WHAT THE TASK ASKS: Repeat the data word for word and skip the pictures.
● ● ● ● ● ● ●
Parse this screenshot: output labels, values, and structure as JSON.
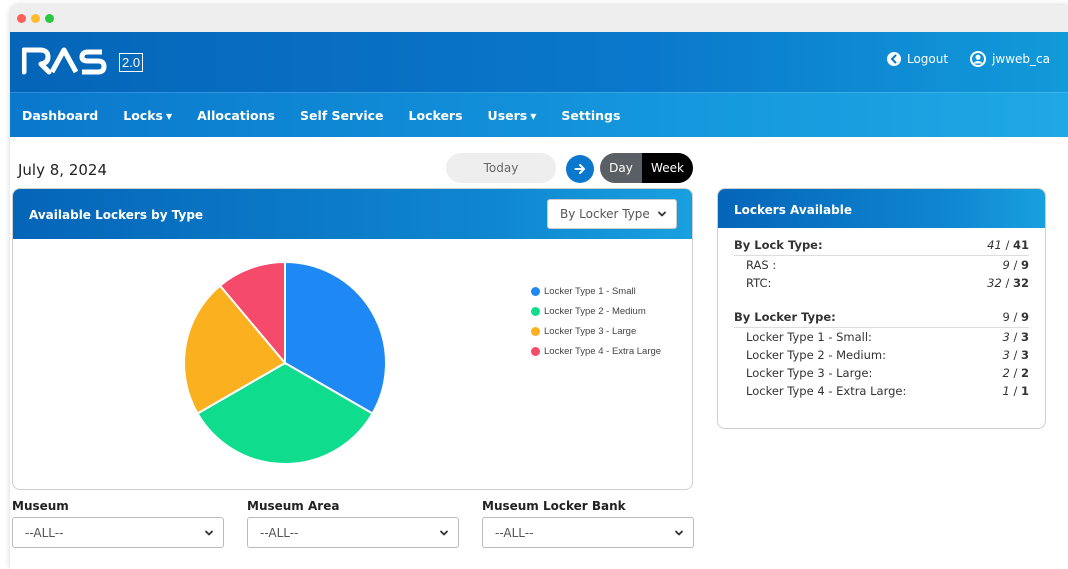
{
  "app": {
    "logo_text": "RAS",
    "version": "2.0"
  },
  "header": {
    "logout_label": "Logout",
    "user_label": "jwweb_ca"
  },
  "nav": {
    "items": [
      {
        "label": "Dashboard",
        "dropdown": false
      },
      {
        "label": "Locks",
        "dropdown": true
      },
      {
        "label": "Allocations",
        "dropdown": false
      },
      {
        "label": "Self Service",
        "dropdown": false
      },
      {
        "label": "Lockers",
        "dropdown": false
      },
      {
        "label": "Users",
        "dropdown": true
      },
      {
        "label": "Settings",
        "dropdown": false
      }
    ]
  },
  "toolbar": {
    "date": "July 8, 2024",
    "today_label": "Today",
    "day_label": "Day",
    "week_label": "Week"
  },
  "chart_card": {
    "title": "Available Lockers by Type",
    "select_value": "By Locker Type"
  },
  "chart_data": {
    "type": "pie",
    "categories": [
      "Locker Type 1 - Small",
      "Locker Type 2 - Medium",
      "Locker Type 3 - Large",
      "Locker Type 4 - Extra Large"
    ],
    "values": [
      3,
      3,
      2,
      1
    ],
    "colors": [
      "#1e88f5",
      "#0fdc8c",
      "#fbb020",
      "#f54a6a"
    ],
    "legend": "right"
  },
  "lockers_card": {
    "title": "Lockers Available",
    "lock_type": {
      "label": "By Lock Type:",
      "available": "41",
      "total": "41",
      "rows": [
        {
          "label": "RAS :",
          "available": "9",
          "total": "9"
        },
        {
          "label": "RTC:",
          "available": "32",
          "total": "32"
        }
      ]
    },
    "locker_type": {
      "label": "By Locker Type:",
      "available": "9",
      "total": "9",
      "rows": [
        {
          "label": "Locker Type 1 - Small:",
          "available": "3",
          "total": "3"
        },
        {
          "label": "Locker Type 2 - Medium:",
          "available": "3",
          "total": "3"
        },
        {
          "label": "Locker Type 3 - Large:",
          "available": "2",
          "total": "2"
        },
        {
          "label": "Locker Type 4 - Extra Large:",
          "available": "1",
          "total": "1"
        }
      ]
    }
  },
  "filters": {
    "museum": {
      "label": "Museum",
      "value": "--ALL--"
    },
    "area": {
      "label": "Museum Area",
      "value": "--ALL--"
    },
    "bank": {
      "label": "Museum Locker Bank",
      "value": "--ALL--"
    }
  }
}
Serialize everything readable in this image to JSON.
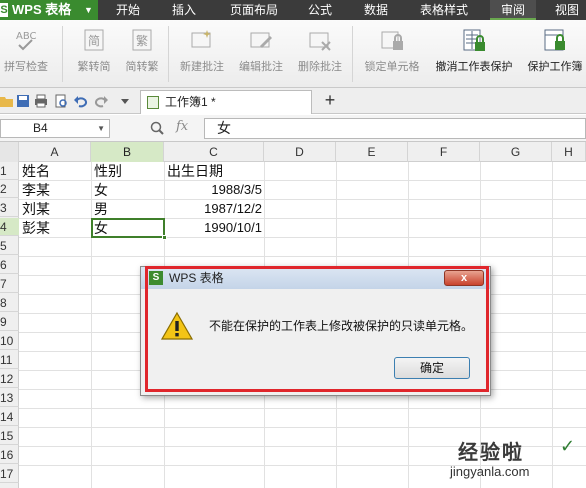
{
  "app": {
    "name": "WPS 表格",
    "logo_letter": "S"
  },
  "menu": {
    "tabs": [
      {
        "label": "开始"
      },
      {
        "label": "插入"
      },
      {
        "label": "页面布局"
      },
      {
        "label": "公式"
      },
      {
        "label": "数据"
      },
      {
        "label": "表格样式"
      },
      {
        "label": "审阅",
        "active": true
      },
      {
        "label": "视图"
      }
    ]
  },
  "ribbon": {
    "buttons": [
      {
        "label": "拼写检查",
        "icon": "abc-spellcheck-icon",
        "enabled": false
      },
      {
        "label": "繁转简",
        "icon": "traditional-to-simplified-icon",
        "enabled": false
      },
      {
        "label": "简转繁",
        "icon": "simplified-to-traditional-icon",
        "enabled": false
      },
      {
        "label": "新建批注",
        "icon": "new-comment-icon",
        "enabled": false
      },
      {
        "label": "编辑批注",
        "icon": "edit-comment-icon",
        "enabled": false
      },
      {
        "label": "删除批注",
        "icon": "delete-comment-icon",
        "enabled": false
      },
      {
        "label": "锁定单元格",
        "icon": "lock-cell-icon",
        "enabled": false
      },
      {
        "label": "撤消工作表保护",
        "icon": "unprotect-sheet-icon",
        "enabled": true
      },
      {
        "label": "保护工作簿",
        "icon": "protect-workbook-icon",
        "enabled": true
      }
    ]
  },
  "document": {
    "tab_label": "工作簿1 *"
  },
  "formula_bar": {
    "name_box": "B4",
    "fx": "fx",
    "value": "女"
  },
  "sheet": {
    "columns": [
      "A",
      "B",
      "C",
      "D",
      "E",
      "F",
      "G",
      "H"
    ],
    "selected_column": "B",
    "rows": [
      "1",
      "2",
      "3",
      "4",
      "5",
      "6",
      "7",
      "8",
      "9",
      "10",
      "11",
      "12",
      "13",
      "14",
      "15",
      "16",
      "17"
    ],
    "selected_row": "4",
    "cells": {
      "A1": "姓名",
      "B1": "性别",
      "C1": "出生日期",
      "A2": "李某",
      "B2": "女",
      "C2": "1988/3/5",
      "A3": "刘某",
      "B3": "男",
      "C3": "1987/12/2",
      "A4": "彭某",
      "B4": "女",
      "C4": "1990/10/1"
    }
  },
  "dialog": {
    "title": "WPS 表格",
    "message": "不能在保护的工作表上修改被保护的只读单元格。",
    "ok_label": "确定",
    "close_label": "x",
    "icon": "warning-icon"
  },
  "watermark": {
    "main": "经验啦",
    "check": "✓",
    "sub": "jingyanla.com"
  },
  "colors": {
    "accent": "#3a8b2f",
    "menu_bg": "#3b3b3b",
    "highlight": "#e0262c",
    "selection": "#d6e9c6"
  }
}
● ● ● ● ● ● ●
EXPECTED ANSWER:
Parse this screenshot: output labels, values, and structure as JSON.
{
  "app": {
    "logo_text": "RAS",
    "version": "2.0"
  },
  "header": {
    "logout_label": "Logout",
    "user_label": "jwweb_ca"
  },
  "nav": {
    "items": [
      {
        "label": "Dashboard",
        "dropdown": false
      },
      {
        "label": "Locks",
        "dropdown": true
      },
      {
        "label": "Allocations",
        "dropdown": false
      },
      {
        "label": "Self Service",
        "dropdown": false
      },
      {
        "label": "Lockers",
        "dropdown": false
      },
      {
        "label": "Users",
        "dropdown": true
      },
      {
        "label": "Settings",
        "dropdown": false
      }
    ]
  },
  "toolbar": {
    "date": "July 8, 2024",
    "today_label": "Today",
    "day_label": "Day",
    "week_label": "Week"
  },
  "chart_card": {
    "title": "Available Lockers by Type",
    "select_value": "By Locker Type"
  },
  "chart_data": {
    "type": "pie",
    "categories": [
      "Locker Type 1 - Small",
      "Locker Type 2 - Medium",
      "Locker Type 3 - Large",
      "Locker Type 4 - Extra Large"
    ],
    "values": [
      3,
      3,
      2,
      1
    ],
    "colors": [
      "#1e88f5",
      "#0fdc8c",
      "#fbb020",
      "#f54a6a"
    ],
    "legend": "right"
  },
  "lockers_card": {
    "title": "Lockers Available",
    "lock_type": {
      "label": "By Lock Type:",
      "available": "41",
      "total": "41",
      "rows": [
        {
          "label": "RAS :",
          "available": "9",
          "total": "9"
        },
        {
          "label": "RTC:",
          "available": "32",
          "total": "32"
        }
      ]
    },
    "locker_type": {
      "label": "By Locker Type:",
      "available": "9",
      "total": "9",
      "rows": [
        {
          "label": "Locker Type 1 - Small:",
          "available": "3",
          "total": "3"
        },
        {
          "label": "Locker Type 2 - Medium:",
          "available": "3",
          "total": "3"
        },
        {
          "label": "Locker Type 3 - Large:",
          "available": "2",
          "total": "2"
        },
        {
          "label": "Locker Type 4 - Extra Large:",
          "available": "1",
          "total": "1"
        }
      ]
    }
  },
  "filters": {
    "museum": {
      "label": "Museum",
      "value": "--ALL--"
    },
    "area": {
      "label": "Museum Area",
      "value": "--ALL--"
    },
    "bank": {
      "label": "Museum Locker Bank",
      "value": "--ALL--"
    }
  }
}
Serialize everything readable in this image to JSON.
{
  "app": {
    "name": "WPS 表格",
    "logo_letter": "S"
  },
  "menu": {
    "tabs": [
      {
        "label": "开始"
      },
      {
        "label": "插入"
      },
      {
        "label": "页面布局"
      },
      {
        "label": "公式"
      },
      {
        "label": "数据"
      },
      {
        "label": "表格样式"
      },
      {
        "label": "审阅",
        "active": true
      },
      {
        "label": "视图"
      }
    ]
  },
  "ribbon": {
    "buttons": [
      {
        "label": "拼写检查",
        "icon": "abc-spellcheck-icon",
        "enabled": false
      },
      {
        "label": "繁转简",
        "icon": "traditional-to-simplified-icon",
        "enabled": false
      },
      {
        "label": "简转繁",
        "icon": "simplified-to-traditional-icon",
        "enabled": false
      },
      {
        "label": "新建批注",
        "icon": "new-comment-icon",
        "enabled": false
      },
      {
        "label": "编辑批注",
        "icon": "edit-comment-icon",
        "enabled": false
      },
      {
        "label": "删除批注",
        "icon": "delete-comment-icon",
        "enabled": false
      },
      {
        "label": "锁定单元格",
        "icon": "lock-cell-icon",
        "enabled": false
      },
      {
        "label": "撤消工作表保护",
        "icon": "unprotect-sheet-icon",
        "enabled": true
      },
      {
        "label": "保护工作簿",
        "icon": "protect-workbook-icon",
        "enabled": true
      }
    ]
  },
  "document": {
    "tab_label": "工作簿1 *"
  },
  "formula_bar": {
    "name_box": "B4",
    "fx": "fx",
    "value": "女"
  },
  "sheet": {
    "columns": [
      "A",
      "B",
      "C",
      "D",
      "E",
      "F",
      "G",
      "H"
    ],
    "selected_column": "B",
    "rows": [
      "1",
      "2",
      "3",
      "4",
      "5",
      "6",
      "7",
      "8",
      "9",
      "10",
      "11",
      "12",
      "13",
      "14",
      "15",
      "16",
      "17"
    ],
    "selected_row": "4",
    "cells": {
      "A1": "姓名",
      "B1": "性别",
      "C1": "出生日期",
      "A2": "李某",
      "B2": "女",
      "C2": "1988/3/5",
      "A3": "刘某",
      "B3": "男",
      "C3": "1987/12/2",
      "A4": "彭某",
      "B4": "女",
      "C4": "1990/10/1"
    }
  },
  "dialog": {
    "title": "WPS 表格",
    "message": "不能在保护的工作表上修改被保护的只读单元格。",
    "ok_label": "确定",
    "close_label": "x",
    "icon": "warning-icon"
  },
  "watermark": {
    "main": "经验啦",
    "check": "✓",
    "sub": "jingyanla.com"
  },
  "colors": {
    "accent": "#3a8b2f",
    "menu_bg": "#3b3b3b",
    "highlight": "#e0262c",
    "selection": "#d6e9c6"
  }
}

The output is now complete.